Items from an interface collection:
━━━━━━━━━━━━━━━━
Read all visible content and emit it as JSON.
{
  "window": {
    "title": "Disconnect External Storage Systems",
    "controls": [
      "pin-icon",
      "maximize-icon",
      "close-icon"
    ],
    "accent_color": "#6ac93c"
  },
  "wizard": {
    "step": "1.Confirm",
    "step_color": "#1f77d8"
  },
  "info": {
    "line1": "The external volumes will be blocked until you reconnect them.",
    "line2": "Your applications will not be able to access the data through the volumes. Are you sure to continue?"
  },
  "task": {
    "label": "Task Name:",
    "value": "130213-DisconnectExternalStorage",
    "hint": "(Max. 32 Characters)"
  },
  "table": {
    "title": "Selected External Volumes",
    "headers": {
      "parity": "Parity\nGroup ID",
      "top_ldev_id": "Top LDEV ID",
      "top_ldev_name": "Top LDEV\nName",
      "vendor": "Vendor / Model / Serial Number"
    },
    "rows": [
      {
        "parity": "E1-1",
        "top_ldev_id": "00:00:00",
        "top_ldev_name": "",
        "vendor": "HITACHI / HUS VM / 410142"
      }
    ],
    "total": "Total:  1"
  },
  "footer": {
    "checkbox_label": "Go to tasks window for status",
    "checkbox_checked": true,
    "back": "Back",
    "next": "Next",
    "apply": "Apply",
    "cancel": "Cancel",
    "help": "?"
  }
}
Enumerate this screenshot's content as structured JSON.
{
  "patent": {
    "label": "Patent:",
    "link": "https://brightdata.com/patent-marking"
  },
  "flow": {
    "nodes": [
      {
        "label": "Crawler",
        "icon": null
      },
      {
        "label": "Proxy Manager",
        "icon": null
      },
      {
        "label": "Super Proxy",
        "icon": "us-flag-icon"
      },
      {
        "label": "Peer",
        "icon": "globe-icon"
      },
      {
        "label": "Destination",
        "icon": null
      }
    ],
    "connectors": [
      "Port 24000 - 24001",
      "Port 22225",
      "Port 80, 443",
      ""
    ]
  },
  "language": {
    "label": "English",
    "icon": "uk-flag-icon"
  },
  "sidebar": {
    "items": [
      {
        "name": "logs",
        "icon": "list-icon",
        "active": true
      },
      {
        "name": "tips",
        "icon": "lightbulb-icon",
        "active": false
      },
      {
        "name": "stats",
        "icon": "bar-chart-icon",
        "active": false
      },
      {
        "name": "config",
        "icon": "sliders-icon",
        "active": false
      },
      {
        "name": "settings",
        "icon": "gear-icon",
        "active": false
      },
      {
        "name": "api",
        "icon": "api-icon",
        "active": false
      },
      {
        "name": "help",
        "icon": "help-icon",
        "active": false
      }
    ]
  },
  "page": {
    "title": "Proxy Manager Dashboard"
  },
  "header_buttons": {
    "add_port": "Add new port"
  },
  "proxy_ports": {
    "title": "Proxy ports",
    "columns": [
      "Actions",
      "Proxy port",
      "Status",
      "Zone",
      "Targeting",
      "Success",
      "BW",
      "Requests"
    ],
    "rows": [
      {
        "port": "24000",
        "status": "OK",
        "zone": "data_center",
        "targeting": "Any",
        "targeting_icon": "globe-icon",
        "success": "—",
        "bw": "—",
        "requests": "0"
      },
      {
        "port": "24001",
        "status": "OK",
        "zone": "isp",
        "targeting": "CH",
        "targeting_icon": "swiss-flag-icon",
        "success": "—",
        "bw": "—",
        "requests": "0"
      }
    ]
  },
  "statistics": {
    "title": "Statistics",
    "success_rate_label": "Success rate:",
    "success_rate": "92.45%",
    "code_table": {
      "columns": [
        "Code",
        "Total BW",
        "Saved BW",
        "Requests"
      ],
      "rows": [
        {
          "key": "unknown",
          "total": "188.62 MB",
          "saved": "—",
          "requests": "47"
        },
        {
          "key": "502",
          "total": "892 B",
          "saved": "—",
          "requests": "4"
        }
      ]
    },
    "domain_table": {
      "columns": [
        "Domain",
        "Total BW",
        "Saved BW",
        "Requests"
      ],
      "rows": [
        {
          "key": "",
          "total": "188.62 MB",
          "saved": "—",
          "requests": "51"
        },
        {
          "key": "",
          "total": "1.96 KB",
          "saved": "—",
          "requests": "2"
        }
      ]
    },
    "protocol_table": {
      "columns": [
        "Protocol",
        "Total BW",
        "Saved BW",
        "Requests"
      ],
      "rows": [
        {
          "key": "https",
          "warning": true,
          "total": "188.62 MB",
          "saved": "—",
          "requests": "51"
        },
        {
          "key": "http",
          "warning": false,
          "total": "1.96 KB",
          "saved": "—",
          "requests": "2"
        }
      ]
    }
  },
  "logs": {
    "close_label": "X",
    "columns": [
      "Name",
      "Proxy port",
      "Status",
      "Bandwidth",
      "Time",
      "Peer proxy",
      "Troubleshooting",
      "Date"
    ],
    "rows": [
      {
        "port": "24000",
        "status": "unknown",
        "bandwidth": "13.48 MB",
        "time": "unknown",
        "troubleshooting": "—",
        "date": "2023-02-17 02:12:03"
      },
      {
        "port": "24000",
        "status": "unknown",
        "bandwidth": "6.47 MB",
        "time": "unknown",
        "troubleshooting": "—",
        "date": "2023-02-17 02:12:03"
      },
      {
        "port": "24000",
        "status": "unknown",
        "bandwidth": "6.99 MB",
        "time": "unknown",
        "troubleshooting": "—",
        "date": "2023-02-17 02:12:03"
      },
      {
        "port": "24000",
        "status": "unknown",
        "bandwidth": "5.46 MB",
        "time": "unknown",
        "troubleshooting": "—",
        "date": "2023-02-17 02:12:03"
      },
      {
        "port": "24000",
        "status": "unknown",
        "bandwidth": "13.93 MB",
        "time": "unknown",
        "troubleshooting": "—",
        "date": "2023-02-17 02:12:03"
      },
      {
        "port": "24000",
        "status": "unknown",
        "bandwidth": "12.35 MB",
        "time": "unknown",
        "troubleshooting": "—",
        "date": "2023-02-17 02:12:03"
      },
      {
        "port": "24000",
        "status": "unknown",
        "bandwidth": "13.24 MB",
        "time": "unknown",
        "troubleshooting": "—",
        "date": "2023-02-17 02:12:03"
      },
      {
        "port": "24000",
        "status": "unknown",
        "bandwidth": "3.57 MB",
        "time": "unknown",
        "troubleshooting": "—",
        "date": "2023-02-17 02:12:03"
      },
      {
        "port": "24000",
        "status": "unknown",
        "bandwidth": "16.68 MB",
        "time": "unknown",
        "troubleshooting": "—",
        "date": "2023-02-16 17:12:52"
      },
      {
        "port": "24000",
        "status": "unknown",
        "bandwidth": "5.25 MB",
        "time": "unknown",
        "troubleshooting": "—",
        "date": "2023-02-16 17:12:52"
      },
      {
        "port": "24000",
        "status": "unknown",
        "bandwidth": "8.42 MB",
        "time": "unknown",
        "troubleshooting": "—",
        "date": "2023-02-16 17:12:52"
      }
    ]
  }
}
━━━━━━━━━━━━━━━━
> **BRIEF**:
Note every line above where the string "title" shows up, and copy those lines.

> **EXERCISE RESULT**:
    "title": "Disconnect External Storage Systems",
    "title": "Selected External Volumes",
    "title": "Proxy Manager Dashboard"
    "title": "Proxy ports",
    "title": "Statistics",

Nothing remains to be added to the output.